> **YOUR ASSIGNMENT**: Return every line below exactly, without dropping any.

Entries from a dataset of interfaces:
........

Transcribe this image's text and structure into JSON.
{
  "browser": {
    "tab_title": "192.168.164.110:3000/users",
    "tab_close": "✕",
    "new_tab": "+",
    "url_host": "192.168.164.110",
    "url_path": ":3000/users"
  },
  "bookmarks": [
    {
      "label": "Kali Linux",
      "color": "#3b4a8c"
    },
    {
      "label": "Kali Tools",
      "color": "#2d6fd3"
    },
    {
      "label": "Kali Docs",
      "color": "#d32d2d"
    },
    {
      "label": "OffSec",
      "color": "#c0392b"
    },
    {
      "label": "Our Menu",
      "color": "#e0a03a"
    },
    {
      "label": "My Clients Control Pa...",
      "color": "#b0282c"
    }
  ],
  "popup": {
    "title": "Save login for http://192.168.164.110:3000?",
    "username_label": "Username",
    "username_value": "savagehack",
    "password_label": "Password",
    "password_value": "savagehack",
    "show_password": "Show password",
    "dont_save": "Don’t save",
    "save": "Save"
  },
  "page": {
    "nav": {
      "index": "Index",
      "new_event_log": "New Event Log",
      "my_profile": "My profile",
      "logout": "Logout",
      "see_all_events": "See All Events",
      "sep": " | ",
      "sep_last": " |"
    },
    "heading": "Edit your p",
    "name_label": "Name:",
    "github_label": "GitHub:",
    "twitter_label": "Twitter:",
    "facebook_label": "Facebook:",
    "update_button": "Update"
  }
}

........

> **TASK SOLUTION**:
Transcribe this image's text and structure into JSON.
{
  "browser": {
    "tab_title": "192.168.164.110:3000/users",
    "tab_close": "✕",
    "new_tab": "+",
    "url_host": "192.168.164.110",
    "url_path": ":3000/users"
  },
  "bookmarks": [
    {
      "label": "Kali Linux",
      "color": "#3b4a8c"
    },
    {
      "label": "Kali Tools",
      "color": "#2d6fd3"
    },
    {
      "label": "Kali Docs",
      "color": "#d32d2d"
    },
    {
      "label": "OffSec",
      "color": "#c0392b"
    },
    {
      "label": "Our Menu",
      "color": "#e0a03a"
    },
    {
      "label": "My Clients Control Pa...",
      "color": "#b0282c"
    }
  ],
  "popup": {
    "title": "Save login for http://192.168.164.110:3000?",
    "username_label": "Username",
    "username_value": "savagehack",
    "password_label": "Password",
    "password_value": "savagehack",
    "show_password": "Show password",
    "dont_save": "Don’t save",
    "save": "Save"
  },
  "page": {
    "nav": {
      "index": "Index",
      "new_event_log": "New Event Log",
      "my_profile": "My profile",
      "logout": "Logout",
      "see_all_events": "See All Events",
      "sep": " | ",
      "sep_last": " |"
    },
    "heading": "Edit your p",
    "name_label": "Name:",
    "github_label": "GitHub:",
    "twitter_label": "Twitter:",
    "facebook_label": "Facebook:",
    "update_button": "Update"
  }
}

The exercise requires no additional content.